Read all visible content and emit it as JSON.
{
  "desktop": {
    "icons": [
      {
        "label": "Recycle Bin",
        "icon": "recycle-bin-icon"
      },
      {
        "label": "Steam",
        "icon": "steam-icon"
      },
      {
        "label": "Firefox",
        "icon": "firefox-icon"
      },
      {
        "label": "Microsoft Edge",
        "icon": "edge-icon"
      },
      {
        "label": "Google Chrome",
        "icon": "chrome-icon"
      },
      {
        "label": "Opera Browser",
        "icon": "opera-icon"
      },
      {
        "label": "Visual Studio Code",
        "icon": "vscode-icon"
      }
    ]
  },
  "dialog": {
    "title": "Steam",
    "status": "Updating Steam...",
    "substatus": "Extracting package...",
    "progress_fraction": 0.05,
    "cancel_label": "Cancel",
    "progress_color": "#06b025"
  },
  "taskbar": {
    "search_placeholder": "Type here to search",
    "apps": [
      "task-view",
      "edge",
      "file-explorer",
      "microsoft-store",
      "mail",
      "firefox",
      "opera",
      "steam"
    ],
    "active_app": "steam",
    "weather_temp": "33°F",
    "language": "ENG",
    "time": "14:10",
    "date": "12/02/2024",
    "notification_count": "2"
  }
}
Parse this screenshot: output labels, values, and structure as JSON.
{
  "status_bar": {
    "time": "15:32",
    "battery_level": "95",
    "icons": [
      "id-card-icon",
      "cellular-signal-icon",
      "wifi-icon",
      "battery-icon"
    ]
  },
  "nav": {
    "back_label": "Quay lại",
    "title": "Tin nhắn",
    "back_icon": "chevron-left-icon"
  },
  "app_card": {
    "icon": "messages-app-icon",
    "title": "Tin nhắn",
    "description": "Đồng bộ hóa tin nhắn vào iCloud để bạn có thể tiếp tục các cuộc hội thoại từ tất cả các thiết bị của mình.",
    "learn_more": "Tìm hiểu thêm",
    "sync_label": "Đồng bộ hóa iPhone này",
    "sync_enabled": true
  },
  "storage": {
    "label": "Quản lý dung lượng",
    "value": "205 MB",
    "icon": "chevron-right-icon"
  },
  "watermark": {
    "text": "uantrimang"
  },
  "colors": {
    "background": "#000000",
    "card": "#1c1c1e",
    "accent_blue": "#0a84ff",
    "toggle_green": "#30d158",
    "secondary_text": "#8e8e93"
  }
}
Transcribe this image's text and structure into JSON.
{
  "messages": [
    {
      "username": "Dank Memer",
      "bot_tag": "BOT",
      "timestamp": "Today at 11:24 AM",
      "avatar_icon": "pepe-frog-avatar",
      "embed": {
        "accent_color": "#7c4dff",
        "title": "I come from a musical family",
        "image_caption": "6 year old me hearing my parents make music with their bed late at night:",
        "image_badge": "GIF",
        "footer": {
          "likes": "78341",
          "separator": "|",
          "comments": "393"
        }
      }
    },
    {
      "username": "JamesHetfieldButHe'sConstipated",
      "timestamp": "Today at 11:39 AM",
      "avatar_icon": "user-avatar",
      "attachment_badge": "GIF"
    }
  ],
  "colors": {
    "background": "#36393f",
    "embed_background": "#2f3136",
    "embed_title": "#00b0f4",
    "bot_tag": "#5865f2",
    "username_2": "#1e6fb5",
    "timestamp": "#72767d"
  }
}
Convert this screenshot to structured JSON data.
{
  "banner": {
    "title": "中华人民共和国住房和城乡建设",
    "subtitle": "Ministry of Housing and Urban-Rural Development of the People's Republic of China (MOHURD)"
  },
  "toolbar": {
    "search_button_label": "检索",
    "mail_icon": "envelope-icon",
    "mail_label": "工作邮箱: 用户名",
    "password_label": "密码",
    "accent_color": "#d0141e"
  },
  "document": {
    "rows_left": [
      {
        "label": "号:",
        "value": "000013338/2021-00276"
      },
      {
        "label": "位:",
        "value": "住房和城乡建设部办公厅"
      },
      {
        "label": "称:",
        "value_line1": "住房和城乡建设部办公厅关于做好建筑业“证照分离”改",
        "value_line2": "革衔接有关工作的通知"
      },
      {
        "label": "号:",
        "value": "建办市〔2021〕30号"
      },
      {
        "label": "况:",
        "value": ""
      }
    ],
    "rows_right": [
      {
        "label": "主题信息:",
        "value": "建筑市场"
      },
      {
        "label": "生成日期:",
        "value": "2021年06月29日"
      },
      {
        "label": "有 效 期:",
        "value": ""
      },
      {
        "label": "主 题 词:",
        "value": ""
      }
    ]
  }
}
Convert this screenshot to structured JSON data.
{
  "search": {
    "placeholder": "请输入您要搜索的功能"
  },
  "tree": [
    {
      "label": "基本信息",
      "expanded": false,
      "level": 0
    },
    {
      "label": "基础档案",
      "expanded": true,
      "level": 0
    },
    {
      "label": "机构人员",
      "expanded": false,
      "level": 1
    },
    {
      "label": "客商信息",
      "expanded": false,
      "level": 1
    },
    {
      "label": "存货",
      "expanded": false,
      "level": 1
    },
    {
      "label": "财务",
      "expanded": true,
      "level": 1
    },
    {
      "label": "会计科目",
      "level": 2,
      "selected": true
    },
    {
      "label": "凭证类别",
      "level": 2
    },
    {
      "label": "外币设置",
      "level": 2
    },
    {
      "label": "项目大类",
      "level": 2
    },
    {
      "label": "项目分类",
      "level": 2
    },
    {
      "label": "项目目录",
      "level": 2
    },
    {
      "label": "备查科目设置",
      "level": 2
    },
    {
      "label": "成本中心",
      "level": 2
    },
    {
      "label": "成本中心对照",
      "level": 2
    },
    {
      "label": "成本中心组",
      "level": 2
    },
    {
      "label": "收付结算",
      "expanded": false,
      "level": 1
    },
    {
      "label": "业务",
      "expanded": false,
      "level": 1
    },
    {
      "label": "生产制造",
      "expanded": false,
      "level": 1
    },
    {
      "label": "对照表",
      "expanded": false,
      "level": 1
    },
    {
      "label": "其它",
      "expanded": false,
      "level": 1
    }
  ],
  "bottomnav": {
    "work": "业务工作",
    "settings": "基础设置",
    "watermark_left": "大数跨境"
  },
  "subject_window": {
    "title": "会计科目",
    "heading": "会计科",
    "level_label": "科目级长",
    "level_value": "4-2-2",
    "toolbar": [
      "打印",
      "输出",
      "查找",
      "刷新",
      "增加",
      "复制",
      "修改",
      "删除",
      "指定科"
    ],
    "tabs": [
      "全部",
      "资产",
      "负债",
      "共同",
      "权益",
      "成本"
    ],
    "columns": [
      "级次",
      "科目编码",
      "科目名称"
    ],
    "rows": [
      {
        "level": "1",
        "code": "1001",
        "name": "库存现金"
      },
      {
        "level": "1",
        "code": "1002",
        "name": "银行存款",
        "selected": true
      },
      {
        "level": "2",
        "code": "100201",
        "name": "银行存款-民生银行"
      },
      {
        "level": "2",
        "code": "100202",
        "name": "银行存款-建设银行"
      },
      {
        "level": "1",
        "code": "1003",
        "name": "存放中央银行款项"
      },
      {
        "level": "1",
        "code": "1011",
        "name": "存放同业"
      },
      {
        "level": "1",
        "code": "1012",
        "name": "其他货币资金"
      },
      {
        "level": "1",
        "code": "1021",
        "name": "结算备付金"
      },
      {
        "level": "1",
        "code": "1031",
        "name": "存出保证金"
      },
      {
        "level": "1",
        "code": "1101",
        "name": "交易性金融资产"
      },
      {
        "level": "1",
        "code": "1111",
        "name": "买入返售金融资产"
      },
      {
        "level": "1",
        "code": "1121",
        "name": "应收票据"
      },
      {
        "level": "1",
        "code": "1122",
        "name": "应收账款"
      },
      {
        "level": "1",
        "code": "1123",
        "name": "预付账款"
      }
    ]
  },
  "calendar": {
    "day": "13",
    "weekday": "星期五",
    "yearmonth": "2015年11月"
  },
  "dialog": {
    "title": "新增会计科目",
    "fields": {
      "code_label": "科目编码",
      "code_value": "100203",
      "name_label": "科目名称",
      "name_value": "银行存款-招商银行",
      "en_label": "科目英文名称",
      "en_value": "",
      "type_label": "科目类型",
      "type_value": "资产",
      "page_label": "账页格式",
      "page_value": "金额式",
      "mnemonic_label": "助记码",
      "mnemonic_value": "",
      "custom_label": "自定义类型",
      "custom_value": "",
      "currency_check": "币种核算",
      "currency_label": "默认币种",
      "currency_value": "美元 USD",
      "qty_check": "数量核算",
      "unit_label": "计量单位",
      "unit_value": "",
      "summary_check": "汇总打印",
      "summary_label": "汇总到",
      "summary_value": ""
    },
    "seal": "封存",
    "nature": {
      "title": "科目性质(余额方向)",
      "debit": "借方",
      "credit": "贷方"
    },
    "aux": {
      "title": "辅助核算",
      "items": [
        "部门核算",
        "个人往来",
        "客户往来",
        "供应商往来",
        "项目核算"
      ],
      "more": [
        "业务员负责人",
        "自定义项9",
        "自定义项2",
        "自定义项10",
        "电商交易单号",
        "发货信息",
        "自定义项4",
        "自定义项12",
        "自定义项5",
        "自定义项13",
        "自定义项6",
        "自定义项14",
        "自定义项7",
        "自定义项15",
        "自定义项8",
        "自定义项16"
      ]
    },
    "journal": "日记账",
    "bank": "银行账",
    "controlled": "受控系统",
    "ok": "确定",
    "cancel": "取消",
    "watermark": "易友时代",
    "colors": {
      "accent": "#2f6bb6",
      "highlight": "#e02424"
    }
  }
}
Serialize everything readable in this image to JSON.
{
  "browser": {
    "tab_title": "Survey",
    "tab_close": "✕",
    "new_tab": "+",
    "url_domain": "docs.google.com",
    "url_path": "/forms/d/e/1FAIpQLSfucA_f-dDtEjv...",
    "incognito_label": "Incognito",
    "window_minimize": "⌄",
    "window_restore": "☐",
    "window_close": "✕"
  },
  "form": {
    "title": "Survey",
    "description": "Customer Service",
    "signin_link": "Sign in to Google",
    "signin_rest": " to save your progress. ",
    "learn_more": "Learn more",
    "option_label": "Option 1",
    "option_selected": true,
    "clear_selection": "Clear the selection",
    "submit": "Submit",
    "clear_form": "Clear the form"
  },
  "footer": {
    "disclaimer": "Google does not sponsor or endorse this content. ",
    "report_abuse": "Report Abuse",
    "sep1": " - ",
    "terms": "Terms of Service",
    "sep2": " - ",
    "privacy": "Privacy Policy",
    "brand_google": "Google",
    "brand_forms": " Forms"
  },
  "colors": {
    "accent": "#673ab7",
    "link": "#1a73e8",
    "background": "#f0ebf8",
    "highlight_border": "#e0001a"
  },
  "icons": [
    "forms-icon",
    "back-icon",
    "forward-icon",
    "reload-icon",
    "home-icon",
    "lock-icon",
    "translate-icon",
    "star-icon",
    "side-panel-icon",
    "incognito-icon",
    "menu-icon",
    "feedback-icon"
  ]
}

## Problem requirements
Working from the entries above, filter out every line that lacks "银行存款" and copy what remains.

## Response below
        "name": "银行存款",
        "name": "银行存款-民生银行"
        "name": "银行存款-建设银行"
      "name_value": "银行存款-招商银行",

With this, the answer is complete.